[Start of Attachment]
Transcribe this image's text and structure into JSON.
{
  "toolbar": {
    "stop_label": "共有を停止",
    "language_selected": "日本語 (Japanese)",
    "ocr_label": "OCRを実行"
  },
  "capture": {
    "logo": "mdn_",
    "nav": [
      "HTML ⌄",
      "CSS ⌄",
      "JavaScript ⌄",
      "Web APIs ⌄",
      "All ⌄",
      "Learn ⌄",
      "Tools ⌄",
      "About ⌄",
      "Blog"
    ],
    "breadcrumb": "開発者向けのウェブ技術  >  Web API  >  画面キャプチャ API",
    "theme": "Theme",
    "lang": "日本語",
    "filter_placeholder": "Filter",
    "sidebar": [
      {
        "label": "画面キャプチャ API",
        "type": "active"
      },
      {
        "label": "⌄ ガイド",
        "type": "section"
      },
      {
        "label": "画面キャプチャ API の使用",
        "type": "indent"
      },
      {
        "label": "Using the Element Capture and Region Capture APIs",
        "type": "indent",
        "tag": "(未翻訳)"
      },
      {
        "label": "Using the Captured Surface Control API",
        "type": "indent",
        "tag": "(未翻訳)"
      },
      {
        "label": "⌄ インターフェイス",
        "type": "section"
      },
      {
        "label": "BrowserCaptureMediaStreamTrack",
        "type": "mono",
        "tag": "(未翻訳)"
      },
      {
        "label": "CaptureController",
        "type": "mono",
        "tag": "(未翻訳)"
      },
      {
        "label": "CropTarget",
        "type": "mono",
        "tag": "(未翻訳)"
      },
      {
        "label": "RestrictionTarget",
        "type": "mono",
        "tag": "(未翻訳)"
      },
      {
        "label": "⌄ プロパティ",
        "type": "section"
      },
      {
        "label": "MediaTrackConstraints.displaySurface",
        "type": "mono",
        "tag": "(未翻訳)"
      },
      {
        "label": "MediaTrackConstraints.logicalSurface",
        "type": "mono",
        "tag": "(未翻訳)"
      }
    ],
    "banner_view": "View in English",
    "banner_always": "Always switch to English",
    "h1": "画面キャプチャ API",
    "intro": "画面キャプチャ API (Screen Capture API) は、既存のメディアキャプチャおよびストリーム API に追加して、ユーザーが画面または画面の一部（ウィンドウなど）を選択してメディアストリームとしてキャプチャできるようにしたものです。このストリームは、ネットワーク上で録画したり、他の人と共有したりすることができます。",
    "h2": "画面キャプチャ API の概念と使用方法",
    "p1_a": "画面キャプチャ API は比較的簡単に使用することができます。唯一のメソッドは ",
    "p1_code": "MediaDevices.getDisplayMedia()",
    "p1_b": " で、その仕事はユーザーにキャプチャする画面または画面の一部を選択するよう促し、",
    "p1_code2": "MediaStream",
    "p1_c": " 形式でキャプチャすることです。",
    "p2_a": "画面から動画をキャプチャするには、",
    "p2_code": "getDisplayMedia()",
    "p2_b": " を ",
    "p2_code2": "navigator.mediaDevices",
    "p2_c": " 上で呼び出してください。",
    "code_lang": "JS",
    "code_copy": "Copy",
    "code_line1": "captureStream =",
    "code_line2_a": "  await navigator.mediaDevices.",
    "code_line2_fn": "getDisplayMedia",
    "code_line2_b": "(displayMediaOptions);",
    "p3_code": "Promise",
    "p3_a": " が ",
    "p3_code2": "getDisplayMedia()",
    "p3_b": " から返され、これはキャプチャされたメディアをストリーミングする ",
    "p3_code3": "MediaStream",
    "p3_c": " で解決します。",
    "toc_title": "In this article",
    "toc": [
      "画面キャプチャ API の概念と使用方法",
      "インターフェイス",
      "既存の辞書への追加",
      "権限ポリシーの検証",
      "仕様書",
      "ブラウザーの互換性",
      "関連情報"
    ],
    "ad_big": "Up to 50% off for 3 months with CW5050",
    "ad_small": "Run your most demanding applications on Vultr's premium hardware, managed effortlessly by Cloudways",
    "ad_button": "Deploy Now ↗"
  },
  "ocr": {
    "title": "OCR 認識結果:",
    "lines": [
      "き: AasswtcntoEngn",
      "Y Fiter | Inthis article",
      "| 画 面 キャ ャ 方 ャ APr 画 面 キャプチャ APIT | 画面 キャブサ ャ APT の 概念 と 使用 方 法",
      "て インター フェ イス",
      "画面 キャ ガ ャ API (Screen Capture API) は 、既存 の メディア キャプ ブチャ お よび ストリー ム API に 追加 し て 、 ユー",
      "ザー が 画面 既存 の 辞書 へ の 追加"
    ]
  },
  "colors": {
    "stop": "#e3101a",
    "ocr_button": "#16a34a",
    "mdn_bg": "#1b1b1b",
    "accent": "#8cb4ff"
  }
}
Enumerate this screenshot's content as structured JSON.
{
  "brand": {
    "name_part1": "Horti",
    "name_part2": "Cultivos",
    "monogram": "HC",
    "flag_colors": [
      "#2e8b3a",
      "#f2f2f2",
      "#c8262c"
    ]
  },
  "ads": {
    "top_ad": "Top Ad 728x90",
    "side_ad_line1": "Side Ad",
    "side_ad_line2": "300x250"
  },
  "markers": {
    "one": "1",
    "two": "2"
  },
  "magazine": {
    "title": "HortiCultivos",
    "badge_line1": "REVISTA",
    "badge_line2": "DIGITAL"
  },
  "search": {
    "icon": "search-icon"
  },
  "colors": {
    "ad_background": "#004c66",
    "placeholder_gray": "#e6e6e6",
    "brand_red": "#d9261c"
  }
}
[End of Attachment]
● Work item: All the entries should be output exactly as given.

● Reply to the task:
Transcribe this image's text and structure into JSON.
{
  "toolbar": {
    "stop_label": "共有を停止",
    "language_selected": "日本語 (Japanese)",
    "ocr_label": "OCRを実行"
  },
  "capture": {
    "logo": "mdn_",
    "nav": [
      "HTML ⌄",
      "CSS ⌄",
      "JavaScript ⌄",
      "Web APIs ⌄",
      "All ⌄",
      "Learn ⌄",
      "Tools ⌄",
      "About ⌄",
      "Blog"
    ],
    "breadcrumb": "開発者向けのウェブ技術  >  Web API  >  画面キャプチャ API",
    "theme": "Theme",
    "lang": "日本語",
    "filter_placeholder": "Filter",
    "sidebar": [
      {
        "label": "画面キャプチャ API",
        "type": "active"
      },
      {
        "label": "⌄ ガイド",
        "type": "section"
      },
      {
        "label": "画面キャプチャ API の使用",
        "type": "indent"
      },
      {
        "label": "Using the Element Capture and Region Capture APIs",
        "type": "indent",
        "tag": "(未翻訳)"
      },
      {
        "label": "Using the Captured Surface Control API",
        "type": "indent",
        "tag": "(未翻訳)"
      },
      {
        "label": "⌄ インターフェイス",
        "type": "section"
      },
      {
        "label": "BrowserCaptureMediaStreamTrack",
        "type": "mono",
        "tag": "(未翻訳)"
      },
      {
        "label": "CaptureController",
        "type": "mono",
        "tag": "(未翻訳)"
      },
      {
        "label": "CropTarget",
        "type": "mono",
        "tag": "(未翻訳)"
      },
      {
        "label": "RestrictionTarget",
        "type": "mono",
        "tag": "(未翻訳)"
      },
      {
        "label": "⌄ プロパティ",
        "type": "section"
      },
      {
        "label": "MediaTrackConstraints.displaySurface",
        "type": "mono",
        "tag": "(未翻訳)"
      },
      {
        "label": "MediaTrackConstraints.logicalSurface",
        "type": "mono",
        "tag": "(未翻訳)"
      }
    ],
    "banner_view": "View in English",
    "banner_always": "Always switch to English",
    "h1": "画面キャプチャ API",
    "intro": "画面キャプチャ API (Screen Capture API) は、既存のメディアキャプチャおよびストリーム API に追加して、ユーザーが画面または画面の一部（ウィンドウなど）を選択してメディアストリームとしてキャプチャできるようにしたものです。このストリームは、ネットワーク上で録画したり、他の人と共有したりすることができます。",
    "h2": "画面キャプチャ API の概念と使用方法",
    "p1_a": "画面キャプチャ API は比較的簡単に使用することができます。唯一のメソッドは ",
    "p1_code": "MediaDevices.getDisplayMedia()",
    "p1_b": " で、その仕事はユーザーにキャプチャする画面または画面の一部を選択するよう促し、",
    "p1_code2": "MediaStream",
    "p1_c": " 形式でキャプチャすることです。",
    "p2_a": "画面から動画をキャプチャするには、",
    "p2_code": "getDisplayMedia()",
    "p2_b": " を ",
    "p2_code2": "navigator.mediaDevices",
    "p2_c": " 上で呼び出してください。",
    "code_lang": "JS",
    "code_copy": "Copy",
    "code_line1": "captureStream =",
    "code_line2_a": "  await navigator.mediaDevices.",
    "code_line2_fn": "getDisplayMedia",
    "code_line2_b": "(displayMediaOptions);",
    "p3_code": "Promise",
    "p3_a": " が ",
    "p3_code2": "getDisplayMedia()",
    "p3_b": " から返され、これはキャプチャされたメディアをストリーミングする ",
    "p3_code3": "MediaStream",
    "p3_c": " で解決します。",
    "toc_title": "In this article",
    "toc": [
      "画面キャプチャ API の概念と使用方法",
      "インターフェイス",
      "既存の辞書への追加",
      "権限ポリシーの検証",
      "仕様書",
      "ブラウザーの互換性",
      "関連情報"
    ],
    "ad_big": "Up to 50% off for 3 months with CW5050",
    "ad_small": "Run your most demanding applications on Vultr's premium hardware, managed effortlessly by Cloudways",
    "ad_button": "Deploy Now ↗"
  },
  "ocr": {
    "title": "OCR 認識結果:",
    "lines": [
      "き: AasswtcntoEngn",
      "Y Fiter | Inthis article",
      "| 画 面 キャ ャ 方 ャ APr 画 面 キャプチャ APIT | 画面 キャブサ ャ APT の 概念 と 使用 方 法",
      "て インター フェ イス",
      "画面 キャ ガ ャ API (Screen Capture API) は 、既存 の メディア キャプ ブチャ お よび ストリー ム API に 追加 し て 、 ユー",
      "ザー が 画面 既存 の 辞書 へ の 追加"
    ]
  },
  "colors": {
    "stop": "#e3101a",
    "ocr_button": "#16a34a",
    "mdn_bg": "#1b1b1b",
    "accent": "#8cb4ff"
  }
}
Enumerate this screenshot's content as structured JSON.
{
  "brand": {
    "name_part1": "Horti",
    "name_part2": "Cultivos",
    "monogram": "HC",
    "flag_colors": [
      "#2e8b3a",
      "#f2f2f2",
      "#c8262c"
    ]
  },
  "ads": {
    "top_ad": "Top Ad 728x90",
    "side_ad_line1": "Side Ad",
    "side_ad_line2": "300x250"
  },
  "markers": {
    "one": "1",
    "two": "2"
  },
  "magazine": {
    "title": "HortiCultivos",
    "badge_line1": "REVISTA",
    "badge_line2": "DIGITAL"
  },
  "search": {
    "icon": "search-icon"
  },
  "colors": {
    "ad_background": "#004c66",
    "placeholder_gray": "#e6e6e6",
    "brand_red": "#d9261c"
  }
}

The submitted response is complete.